Speaking for myself, I can only take so much of Facebook in one sitting and only do so when I'm trying to kill time waiting for something else (at a doctor's office, for example).

Facebook is full of nauseating politics and plenty of fake news that gets recirculated without any fact-checking. The latter promotes spewing of extreme and/or hateful comments - similar to an online witch hunt with no purpose.

In between that, I see sprinkles of truth and "this is what I'm doing now" from friends - the stuff that I would prefer to see. This of course isn't as engaging, so I assume that's why it's not prominent as the most of the verbal diarrhea.

kitekrazy's picture

FB is great at censoring and removing conservative media. Now it's trying to act like a victim. My account is only with like minded people and no opposing views. The less time on FB the better life is.

When you think about it FB is just a large version of the Jerry Springer Show,

russoule's picture

as I see it, the Karens are about to force Facebook to adhere to a "liberal" slant rahter than offer free conversation capabilities.
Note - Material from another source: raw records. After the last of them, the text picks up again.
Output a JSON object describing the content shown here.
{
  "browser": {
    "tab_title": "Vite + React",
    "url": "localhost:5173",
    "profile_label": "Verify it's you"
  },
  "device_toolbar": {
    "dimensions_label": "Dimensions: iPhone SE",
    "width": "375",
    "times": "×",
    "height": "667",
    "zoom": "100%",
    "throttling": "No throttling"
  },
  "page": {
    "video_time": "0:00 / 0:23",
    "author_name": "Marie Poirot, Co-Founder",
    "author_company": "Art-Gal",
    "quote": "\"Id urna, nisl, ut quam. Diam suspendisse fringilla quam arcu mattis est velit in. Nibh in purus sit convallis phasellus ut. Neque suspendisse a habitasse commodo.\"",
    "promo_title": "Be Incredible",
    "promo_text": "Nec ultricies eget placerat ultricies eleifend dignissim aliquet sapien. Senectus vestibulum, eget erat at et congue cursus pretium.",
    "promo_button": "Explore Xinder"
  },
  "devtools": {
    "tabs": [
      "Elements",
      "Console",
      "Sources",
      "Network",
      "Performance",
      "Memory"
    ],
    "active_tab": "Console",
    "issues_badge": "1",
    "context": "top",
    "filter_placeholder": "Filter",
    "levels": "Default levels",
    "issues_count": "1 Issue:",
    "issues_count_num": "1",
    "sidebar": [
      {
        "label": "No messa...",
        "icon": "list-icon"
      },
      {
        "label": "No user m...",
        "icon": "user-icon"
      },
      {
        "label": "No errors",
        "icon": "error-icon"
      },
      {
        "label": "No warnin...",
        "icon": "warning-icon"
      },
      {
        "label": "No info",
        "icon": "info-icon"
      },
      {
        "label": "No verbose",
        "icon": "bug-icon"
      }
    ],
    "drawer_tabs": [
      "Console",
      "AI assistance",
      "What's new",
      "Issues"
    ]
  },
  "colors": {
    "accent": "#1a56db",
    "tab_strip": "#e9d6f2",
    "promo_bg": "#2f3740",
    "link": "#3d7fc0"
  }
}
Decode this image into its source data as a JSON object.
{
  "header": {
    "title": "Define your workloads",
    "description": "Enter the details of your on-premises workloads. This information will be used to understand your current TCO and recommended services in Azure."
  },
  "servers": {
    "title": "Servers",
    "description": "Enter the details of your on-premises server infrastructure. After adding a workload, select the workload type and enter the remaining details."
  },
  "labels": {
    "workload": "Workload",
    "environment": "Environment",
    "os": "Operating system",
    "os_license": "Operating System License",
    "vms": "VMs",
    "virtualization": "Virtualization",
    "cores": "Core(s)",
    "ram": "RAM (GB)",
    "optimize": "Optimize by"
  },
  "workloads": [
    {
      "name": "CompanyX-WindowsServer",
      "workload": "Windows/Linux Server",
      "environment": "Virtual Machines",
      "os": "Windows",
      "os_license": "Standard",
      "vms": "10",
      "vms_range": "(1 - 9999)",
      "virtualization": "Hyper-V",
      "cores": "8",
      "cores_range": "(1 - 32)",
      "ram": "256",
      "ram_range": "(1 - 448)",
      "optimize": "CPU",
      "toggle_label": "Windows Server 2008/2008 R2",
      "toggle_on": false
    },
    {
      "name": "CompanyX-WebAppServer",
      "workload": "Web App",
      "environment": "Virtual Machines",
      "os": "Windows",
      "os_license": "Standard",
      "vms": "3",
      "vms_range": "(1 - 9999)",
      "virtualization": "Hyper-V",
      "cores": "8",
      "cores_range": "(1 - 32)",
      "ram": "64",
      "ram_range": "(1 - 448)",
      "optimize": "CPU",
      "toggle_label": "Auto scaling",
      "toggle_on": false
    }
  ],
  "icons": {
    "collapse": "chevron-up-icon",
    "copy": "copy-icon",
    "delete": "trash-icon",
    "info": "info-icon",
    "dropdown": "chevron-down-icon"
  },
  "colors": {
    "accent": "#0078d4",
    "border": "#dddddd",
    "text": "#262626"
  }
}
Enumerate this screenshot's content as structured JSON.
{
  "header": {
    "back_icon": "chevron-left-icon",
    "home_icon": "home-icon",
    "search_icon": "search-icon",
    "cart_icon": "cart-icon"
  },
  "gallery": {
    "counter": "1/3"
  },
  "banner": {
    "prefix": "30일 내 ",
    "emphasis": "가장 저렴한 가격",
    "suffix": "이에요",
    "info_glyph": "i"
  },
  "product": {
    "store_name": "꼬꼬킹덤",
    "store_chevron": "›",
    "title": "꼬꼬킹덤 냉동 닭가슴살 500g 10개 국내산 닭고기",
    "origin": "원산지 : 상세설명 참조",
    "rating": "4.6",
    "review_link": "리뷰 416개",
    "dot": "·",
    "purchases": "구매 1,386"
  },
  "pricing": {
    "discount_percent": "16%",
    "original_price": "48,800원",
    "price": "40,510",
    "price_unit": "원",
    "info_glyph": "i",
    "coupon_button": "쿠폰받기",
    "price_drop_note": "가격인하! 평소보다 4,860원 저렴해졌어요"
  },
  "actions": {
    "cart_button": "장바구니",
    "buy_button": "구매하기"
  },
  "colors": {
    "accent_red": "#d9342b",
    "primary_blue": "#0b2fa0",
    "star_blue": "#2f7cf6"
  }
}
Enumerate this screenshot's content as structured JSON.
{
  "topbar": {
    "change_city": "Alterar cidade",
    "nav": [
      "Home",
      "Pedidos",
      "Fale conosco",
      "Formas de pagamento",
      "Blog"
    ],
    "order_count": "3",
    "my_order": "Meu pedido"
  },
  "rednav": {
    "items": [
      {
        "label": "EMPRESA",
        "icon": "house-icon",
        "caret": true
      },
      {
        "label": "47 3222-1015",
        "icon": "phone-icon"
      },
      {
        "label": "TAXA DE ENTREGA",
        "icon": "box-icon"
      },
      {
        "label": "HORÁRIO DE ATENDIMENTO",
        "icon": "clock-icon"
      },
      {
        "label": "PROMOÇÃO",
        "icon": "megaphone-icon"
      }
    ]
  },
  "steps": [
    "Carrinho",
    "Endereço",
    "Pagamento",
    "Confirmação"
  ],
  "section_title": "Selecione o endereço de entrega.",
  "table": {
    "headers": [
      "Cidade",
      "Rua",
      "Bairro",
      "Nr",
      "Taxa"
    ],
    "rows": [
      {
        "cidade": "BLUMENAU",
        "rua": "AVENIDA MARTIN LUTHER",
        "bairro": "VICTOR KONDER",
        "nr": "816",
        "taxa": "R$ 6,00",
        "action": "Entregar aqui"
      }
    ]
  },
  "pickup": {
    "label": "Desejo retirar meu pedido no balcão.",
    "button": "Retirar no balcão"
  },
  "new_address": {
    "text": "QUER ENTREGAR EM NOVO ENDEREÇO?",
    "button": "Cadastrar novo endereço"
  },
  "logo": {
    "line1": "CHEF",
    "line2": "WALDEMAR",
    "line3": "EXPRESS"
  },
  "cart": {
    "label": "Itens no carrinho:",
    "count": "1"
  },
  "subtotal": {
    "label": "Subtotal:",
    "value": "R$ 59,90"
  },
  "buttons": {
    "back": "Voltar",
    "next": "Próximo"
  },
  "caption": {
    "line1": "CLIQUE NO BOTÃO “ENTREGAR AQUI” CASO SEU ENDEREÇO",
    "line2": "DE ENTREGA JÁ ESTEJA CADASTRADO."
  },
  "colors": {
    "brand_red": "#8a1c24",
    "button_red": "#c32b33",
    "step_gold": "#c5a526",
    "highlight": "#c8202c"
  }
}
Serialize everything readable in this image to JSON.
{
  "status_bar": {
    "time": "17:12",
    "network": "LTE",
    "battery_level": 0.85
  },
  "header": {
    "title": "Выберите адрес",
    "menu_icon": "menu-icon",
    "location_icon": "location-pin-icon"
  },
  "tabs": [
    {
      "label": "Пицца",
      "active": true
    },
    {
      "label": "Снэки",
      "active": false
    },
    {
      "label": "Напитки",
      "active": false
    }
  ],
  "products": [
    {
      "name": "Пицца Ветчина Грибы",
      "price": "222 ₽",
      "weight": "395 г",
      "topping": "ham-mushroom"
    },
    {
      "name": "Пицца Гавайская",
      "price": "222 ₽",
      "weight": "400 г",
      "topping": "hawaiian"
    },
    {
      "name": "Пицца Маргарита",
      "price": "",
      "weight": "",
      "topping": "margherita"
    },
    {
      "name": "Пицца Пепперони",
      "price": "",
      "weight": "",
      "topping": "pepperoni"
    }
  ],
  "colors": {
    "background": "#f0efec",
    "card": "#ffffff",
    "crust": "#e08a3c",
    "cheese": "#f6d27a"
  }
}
just the thought of the "The report argues that Facebook isn't pro-active enough on political hate speech," statement tells me that the report is going to be used to "protect" the latest "down-trodden" segment of society from those who would try to use logic and/or facts to state their position which might be in opposition to the "PC of the day".

leave Facebook alone and if there isn't enough public support, it will go down in flames. how hard is it to let the public decide via usage whether a thought or service or product is alright? why are there so many Karens out there trying to tell the rest of us what we should think, do, say, believe, support etc.? the USA is supposed to be a country of "FREEDOM OF SPEECH" before everything else.

mazaprin's picture

First of all, let me remind you that Facebook is a public socializing website where you give your personal info, speak your mind and criticize anybody at your own risk. Now... there is one thing called "Free Expression" and I understand that the owner of Facebook is saying that he will not prevent anybody from posting his mind or ideology, etc... as long as they are not indecent or criminal conduct, etc... Everybody has the right to post their views even fascists, communists, Arians, Black Power, whatever (these are only words) and it is your choice whether to view them or not the same way the TV channels give you the choice to change the channel if you don't like or it offends you what is shown on one.

Saying all that, I don't know what so much fuzz about it if the owner of Facebook denies the fascists, communists, Black Lives Matter and other questionable points of view then he will be discriminating them and violating their right to free expression on a public website.

I don't condone fascism nor communism nor Arians and the like, I am not a racist but I think everybody has the right to speak their mind even if you are not in accordance with it so make yourselves a favor and don't go looking for these Facebook pages and better spend your time socializing with your friends.